                        Read the article at educause.edu/articles/2017/4/credentials-reputation-and-the-blockchain  

Autonomous Vehicles and Autonomous Learning

autonomous car

One of the newer categories on this blog is for VR, AR and AI. They were not topics of much concern in education when I started writing here in 2006. They are topics of interest now. 

The same may be true of autonomous vehicles and it is definitely true of what I'm calling autonomous learning

You are more likely to hear news about "autonomous vehicles" rather than "driverless cars" these days. They are pretty much interchangeable, but the former doesn't sound as scary. In the way that "global warming" was replaced with "climate change," the newer terms are not only better in public relations terms but also are more accurate.

An autonomous vehicle (AKA driverless, auto, self-driving, robotic) is one that is capable of sensing its environment and navigating without human input. Many such vehicles are being developed, but as of this writing vehicles on public roads are not yet fully autonomous.

Many of the experimental cars and trucks you might see on the road (or, more likely, on the news) have a human along for the ride and ready to take over if needed. Initially we all heard about this future where you would get in a car, tell it your destination and sit back and relax. It was a taxicab without a driver. But more and more we are hearing about the autonomous vehicle with no human in it that might be delivering packages to locations. (No word on how they are unloaded. I guess you meet the vehicle at the curb.)

I was talking to a friend who has no involvement in education about an online course I was teaching and how MOOCs are being used. He said, "So, it's like an autonomous vehicle."

My first response was "No, its not," but when I gave the idea a few moments, I saw his point.

You set up a good online course. It has AI elements and guided learning, predictive analytics and all the other tools. The student enters and goes along on their own. Autonomously. Teacherless.

Some archived MOOCs are already somewhat like this - though probably minus the AI and guidance systems.

I call this autonomous learning. If you search on that term today you are more likely to find articles about learner autonomy. This refers to a student's ability to set appropriate learning goals and take charge of his or her own learning. However, autonomous learners are dependent upon teachers to create and maintain learning environments that support the development of learner autonomy.

My friend and I took the vehicles:learner comparison further. The mixed or hybrid car will probably be with us for a few more decades. By hybrid I mean not only with its fuel but also with driver-assist features. Part of the redundancy there includes the passenger as backup driver - a guide on the side. The car can park itself, but you might need to help in some situations.

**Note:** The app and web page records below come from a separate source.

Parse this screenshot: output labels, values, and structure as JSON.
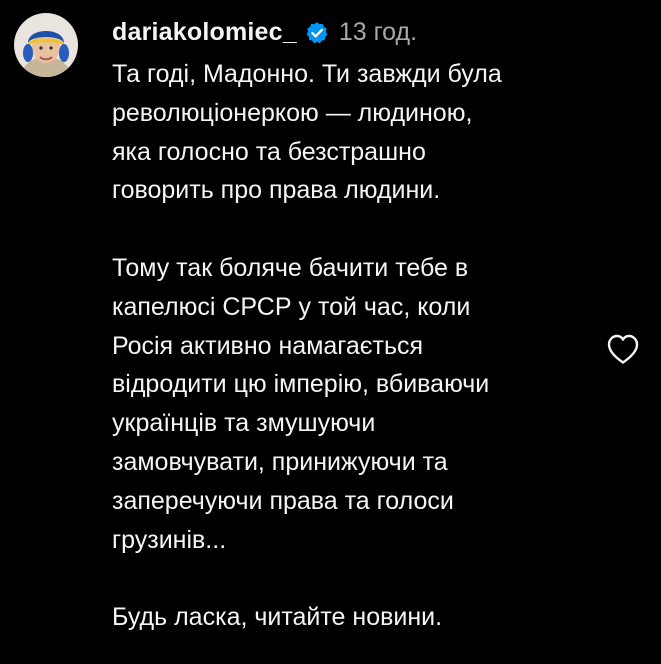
{
  "comment": {
    "username": "dariakolomiec_",
    "verified": true,
    "timestamp": "13 год.",
    "paragraphs": [
      "Та годі, Мадонно. Ти завжди була\nреволюціонеркою — людиною,\nяка голосно та безстрашно\nговорить про права людини.",
      "Тому так боляче бачити тебе в\nкапелюсі СРСР у той час, коли\nРосія активно намагається\nвідродити цю імперію, вбиваючи\nукраїнців та змушуючи\nзамовчувати, принижуючи та\nзаперечуючи права та голоси\nгрузинів...",
      "Будь ласка, читайте новини."
    ]
  },
  "icons": {
    "verified": "verified-badge-icon",
    "like": "heart-outline-icon"
  },
  "colors": {
    "background": "#000000",
    "text": "#f5f5f5",
    "muted": "#a8a8a8",
    "verified": "#0095f6"
  }
}
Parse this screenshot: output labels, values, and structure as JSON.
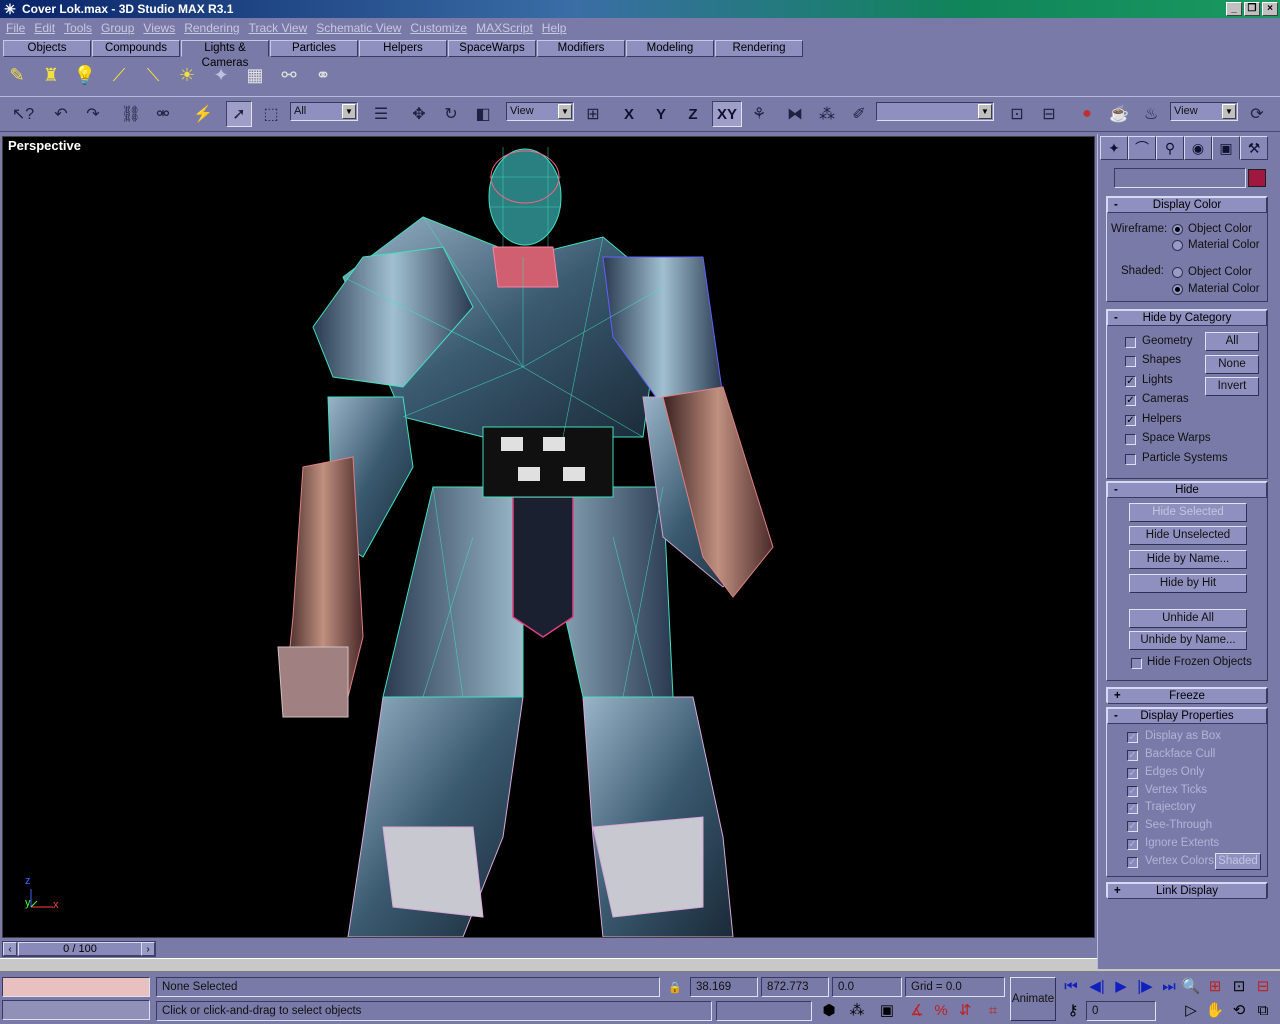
{
  "window": {
    "title": "Cover Lok.max - 3D Studio MAX R3.1"
  },
  "menu": [
    "File",
    "Edit",
    "Tools",
    "Group",
    "Views",
    "Rendering",
    "Track View",
    "Schematic View",
    "Customize",
    "MAXScript",
    "Help"
  ],
  "tabs": [
    "Objects",
    "Compounds",
    "Lights & Cameras",
    "Particles",
    "Helpers",
    "SpaceWarps",
    "Modifiers",
    "Modeling",
    "Rendering"
  ],
  "toolbar": {
    "selection_filter": "All",
    "ref_coord": "View",
    "axis_x": "X",
    "axis_y": "Y",
    "axis_z": "Z",
    "axis_xy": "XY",
    "named_selection": "",
    "render_type": "View"
  },
  "viewport": {
    "label": "Perspective",
    "axis_x": "x",
    "axis_y": "y",
    "axis_z": "z"
  },
  "time": {
    "frame": "0 / 100"
  },
  "status": {
    "selection": "None Selected",
    "prompt": "Click or click-and-drag to select objects",
    "x": "38.169",
    "y": "872.773",
    "z": "0.0",
    "grid": "Grid = 0.0",
    "animate": "Animate",
    "current_frame": "0"
  },
  "command_panel": {
    "display_color": {
      "title": "Display Color",
      "wireframe_label": "Wireframe:",
      "shaded_label": "Shaded:",
      "object_color": "Object Color",
      "material_color": "Material Color"
    },
    "hide_by_category": {
      "title": "Hide by Category",
      "items": [
        "Geometry",
        "Shapes",
        "Lights",
        "Cameras",
        "Helpers",
        "Space Warps",
        "Particle Systems"
      ],
      "checked": [
        false,
        false,
        true,
        true,
        true,
        false,
        false
      ],
      "all": "All",
      "none": "None",
      "invert": "Invert"
    },
    "hide": {
      "title": "Hide",
      "hide_selected": "Hide Selected",
      "hide_unselected": "Hide Unselected",
      "hide_by_name": "Hide by Name...",
      "hide_by_hit": "Hide by Hit",
      "unhide_all": "Unhide All",
      "unhide_by_name": "Unhide by Name...",
      "hide_frozen": "Hide Frozen Objects"
    },
    "freeze": {
      "title": "Freeze"
    },
    "display_properties": {
      "title": "Display Properties",
      "items": [
        "Display as Box",
        "Backface Cull",
        "Edges Only",
        "Vertex Ticks",
        "Trajectory",
        "See-Through",
        "Ignore Extents",
        "Vertex Colors"
      ],
      "shaded": "Shaded"
    },
    "link_display": {
      "title": "Link Display"
    }
  }
}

Hybrid or blended courses are also going to continue to be around for awhile. Like the vehicles, the fully-automated course will be the experimental exception for a decade or two. But those kids in the college Class of 2037 have a very good chance of taking autonomous classes.

I will feel safe on the road with autonomous vehicles when ALL the vehicles are autonomous. Throw a few human drivers in there and the reliability drops. Do I feel the same about autonomous learning? Too early to say.

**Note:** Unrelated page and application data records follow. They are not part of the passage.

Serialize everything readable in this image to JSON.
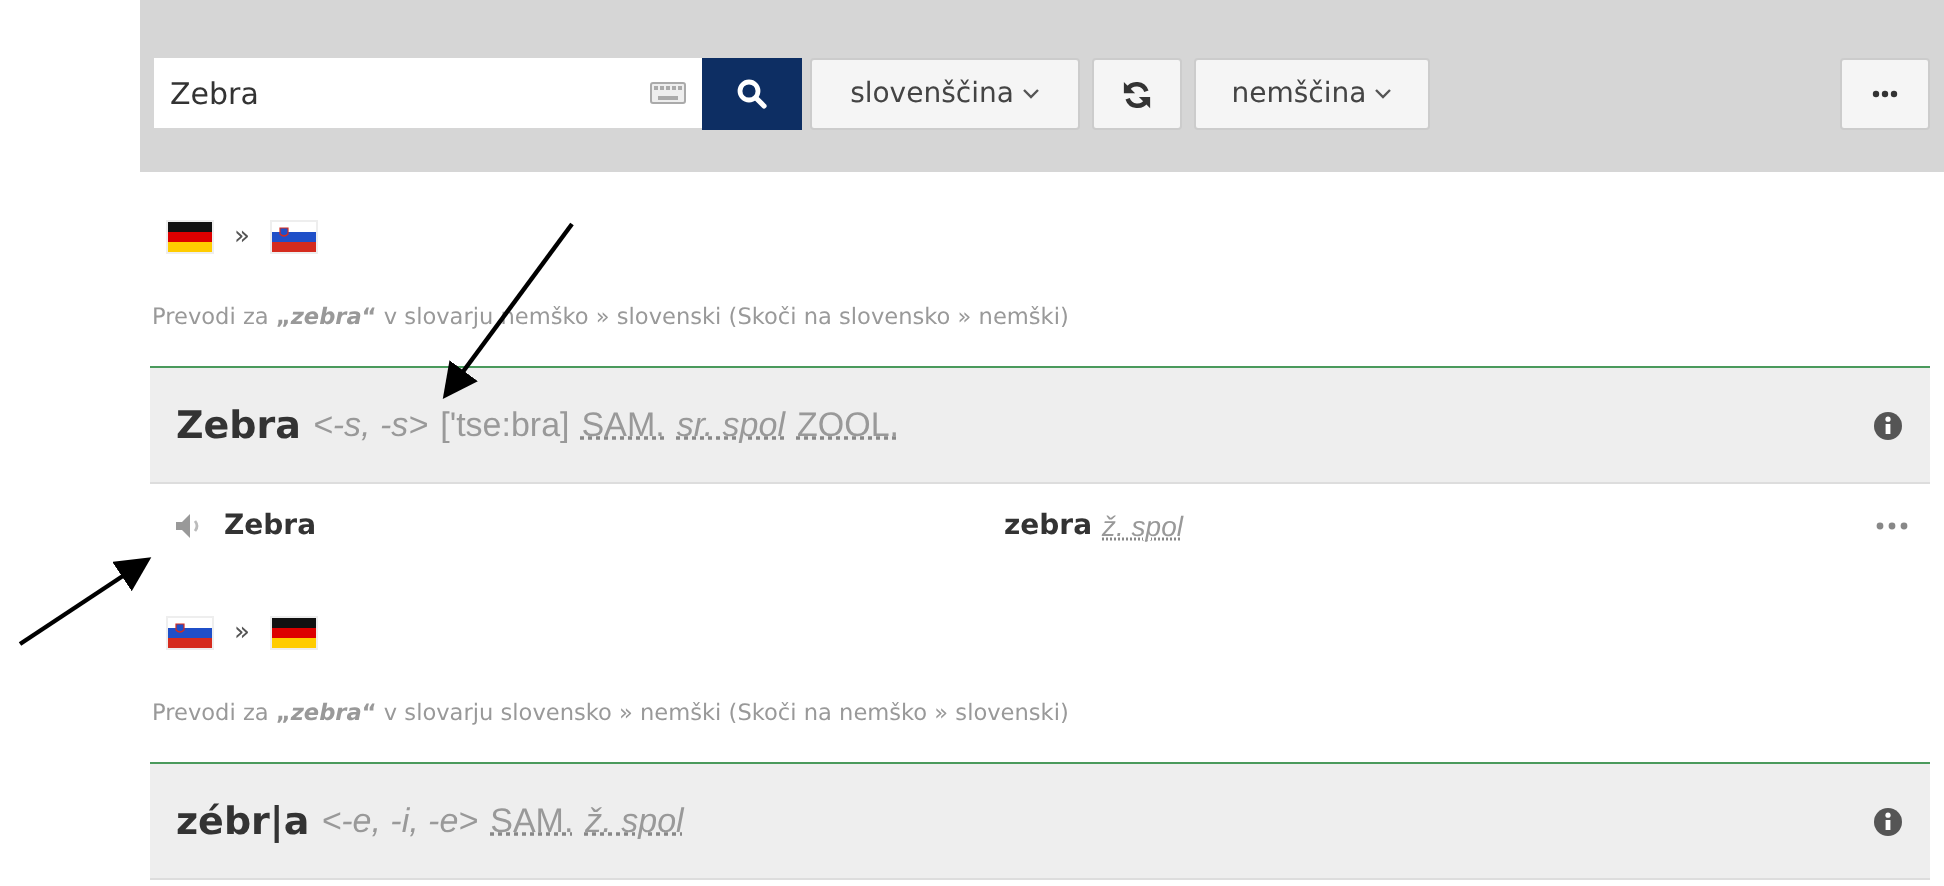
{
  "search": {
    "value": "Zebra"
  },
  "toolbar": {
    "source_language": "slovenščina",
    "target_language": "nemščina"
  },
  "sections": [
    {
      "flags": [
        {
          "kind": "de"
        },
        {
          "kind": "si"
        }
      ],
      "separator": "»",
      "info": "Prevodi za **„*zebra*“** v slovarju nemško » slovenski (Skoči na slovensko » nemški)",
      "entry": {
        "headword": "Zebra",
        "parts": [
          {
            "kind": "italic",
            "text": "<-s, -s>"
          },
          {
            "kind": "plain",
            "text": "['tse:bra]"
          },
          {
            "kind": "abbr",
            "text": "SAM."
          },
          {
            "kind": "abbr_italic",
            "text": "sr. spol"
          },
          {
            "kind": "abbr",
            "text": "ZOOL."
          }
        ],
        "translations": [
          {
            "source": "Zebra",
            "target": "zebra",
            "target_parts": [
              {
                "kind": "abbr_italic",
                "text": "ž. spol"
              }
            ]
          }
        ]
      }
    },
    {
      "flags": [
        {
          "kind": "si"
        },
        {
          "kind": "de"
        }
      ],
      "separator": "»",
      "info": "Prevodi za **„*zebra*“** v slovarju slovensko » nemški (Skoči na nemško » slovenski)",
      "entry": {
        "headword": "zébr|a",
        "parts": [
          {
            "kind": "italic",
            "text": "<-e, -i, -e>"
          },
          {
            "kind": "abbr",
            "text": "SAM."
          },
          {
            "kind": "abbr_italic",
            "text": "ž. spol"
          }
        ]
      }
    }
  ]
}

OER: Downes Versus Wiley

Stephen Downes got news from David Wiley that he would be partnering with Follett, a company best known for managing college bookstores. But Follett is another company getting into courseware. In this case, they will make Lumen Learning’s OER courseware available to institutions. The Lumen course support is not free, but low-cost (($10 to $25) and meant to replace the more costly commercial textbook. Downes asks: "What if students don't want to pay money for these 'open' educational resources? Are they denied access? Isn't this exactly one of those closed marketplaces people said would never happen? This is why I defend the use of the non-commercial clause in open educational resources."

David Wiley has responded and the post is worth reading to anyone working with OER and those following the growing role that commercial vendors are playing in open resources and the further dilution of what "open" means in education.